[begin page 11]

1998, Dr. Schetky testified that Dr. Bruck is held in high regard among specialists in her field and that Jeopardy in the Courtroom, supra, is considered to be among the most important and useful books in the area of forensic evaluation of child sexual abuse allegations. In 1997, the American Academy of Child and Adolescent Psychiatry, a respected organization, published practice parameters to be used by mental health professionals in the field of forensics and child sexual abuse. Included in its four page bibliography, Jeopardy in the Courtroom, supra, was one of six works starred, indicating it to be the one of the most significant works in the field.

After a thorough and intensive review of the record in this case, Dr. Bruck opined to a reasonable degree of scientific certainty the following, which this Court determines to be credible, believable and finds as facts:

(a) that the disclosure process of the children in the Amirault case raises extremely serious doubts about the reliability of their allegations;

(b) that all of the circumstances, including the interviewing procedures that surrounded and promoted the children's disclosures in Amirault have a substantial risk of producing unreliable and false reports from young preschool children, and

(c) the failure to electronically record initial interviews with the children adds to the doubts about the reliability of the children's reports and makes it impossible for investigators, or a court, to establish the reliability of the children's reports or their later testimony.

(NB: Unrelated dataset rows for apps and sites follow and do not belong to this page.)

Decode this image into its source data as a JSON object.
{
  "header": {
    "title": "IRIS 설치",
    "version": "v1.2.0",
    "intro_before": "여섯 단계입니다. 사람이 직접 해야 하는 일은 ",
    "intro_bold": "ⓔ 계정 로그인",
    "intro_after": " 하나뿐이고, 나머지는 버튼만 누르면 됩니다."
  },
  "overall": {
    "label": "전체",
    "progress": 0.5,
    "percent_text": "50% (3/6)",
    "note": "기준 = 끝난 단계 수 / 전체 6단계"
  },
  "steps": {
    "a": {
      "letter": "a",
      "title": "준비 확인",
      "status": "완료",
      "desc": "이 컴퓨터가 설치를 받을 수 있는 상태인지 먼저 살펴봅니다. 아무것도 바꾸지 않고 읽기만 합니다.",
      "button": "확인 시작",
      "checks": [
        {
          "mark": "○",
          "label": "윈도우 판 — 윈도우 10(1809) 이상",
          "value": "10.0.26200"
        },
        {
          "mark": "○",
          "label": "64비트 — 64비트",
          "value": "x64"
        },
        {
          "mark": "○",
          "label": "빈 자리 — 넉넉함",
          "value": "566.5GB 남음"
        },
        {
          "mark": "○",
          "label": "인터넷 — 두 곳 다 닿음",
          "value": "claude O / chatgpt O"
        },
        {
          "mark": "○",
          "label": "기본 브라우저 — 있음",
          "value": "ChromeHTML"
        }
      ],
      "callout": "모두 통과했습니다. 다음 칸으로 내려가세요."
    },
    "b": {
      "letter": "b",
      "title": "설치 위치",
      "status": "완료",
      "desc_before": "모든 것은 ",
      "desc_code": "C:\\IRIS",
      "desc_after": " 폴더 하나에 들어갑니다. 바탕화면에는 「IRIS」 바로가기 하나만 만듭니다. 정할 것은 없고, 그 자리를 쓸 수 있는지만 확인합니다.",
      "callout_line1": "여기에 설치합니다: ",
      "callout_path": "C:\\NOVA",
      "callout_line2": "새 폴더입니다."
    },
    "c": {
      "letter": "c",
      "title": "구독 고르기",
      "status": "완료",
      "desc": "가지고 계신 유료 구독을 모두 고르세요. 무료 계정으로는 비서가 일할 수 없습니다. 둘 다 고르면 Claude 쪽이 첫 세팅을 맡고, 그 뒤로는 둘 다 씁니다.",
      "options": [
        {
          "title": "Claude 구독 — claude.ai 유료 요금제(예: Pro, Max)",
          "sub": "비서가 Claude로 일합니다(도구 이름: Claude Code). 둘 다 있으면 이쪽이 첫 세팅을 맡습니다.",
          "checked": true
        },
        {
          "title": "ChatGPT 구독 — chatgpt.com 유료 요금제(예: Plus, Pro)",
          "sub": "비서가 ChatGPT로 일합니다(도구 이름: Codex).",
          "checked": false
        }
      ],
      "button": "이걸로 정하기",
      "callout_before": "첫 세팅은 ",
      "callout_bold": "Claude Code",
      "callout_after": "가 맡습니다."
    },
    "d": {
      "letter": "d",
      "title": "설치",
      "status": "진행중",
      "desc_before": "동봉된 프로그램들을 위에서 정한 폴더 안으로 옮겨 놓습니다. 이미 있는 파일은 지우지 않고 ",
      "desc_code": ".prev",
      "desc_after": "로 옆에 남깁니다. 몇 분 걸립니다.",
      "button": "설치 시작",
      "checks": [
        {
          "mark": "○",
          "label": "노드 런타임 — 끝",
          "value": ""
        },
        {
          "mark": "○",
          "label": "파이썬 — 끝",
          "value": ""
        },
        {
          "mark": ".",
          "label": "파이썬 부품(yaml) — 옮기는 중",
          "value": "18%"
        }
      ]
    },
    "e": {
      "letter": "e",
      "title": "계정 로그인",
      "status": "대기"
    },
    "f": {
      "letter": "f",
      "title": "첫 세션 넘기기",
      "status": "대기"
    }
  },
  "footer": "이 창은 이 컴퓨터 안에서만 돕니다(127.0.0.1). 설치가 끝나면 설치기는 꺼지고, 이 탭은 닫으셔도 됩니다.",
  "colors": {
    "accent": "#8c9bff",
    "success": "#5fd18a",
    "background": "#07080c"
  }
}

[end page 11]

Scroll ahead to Part III B, "The Newly Discovered Evidence."

Go back to table of contents.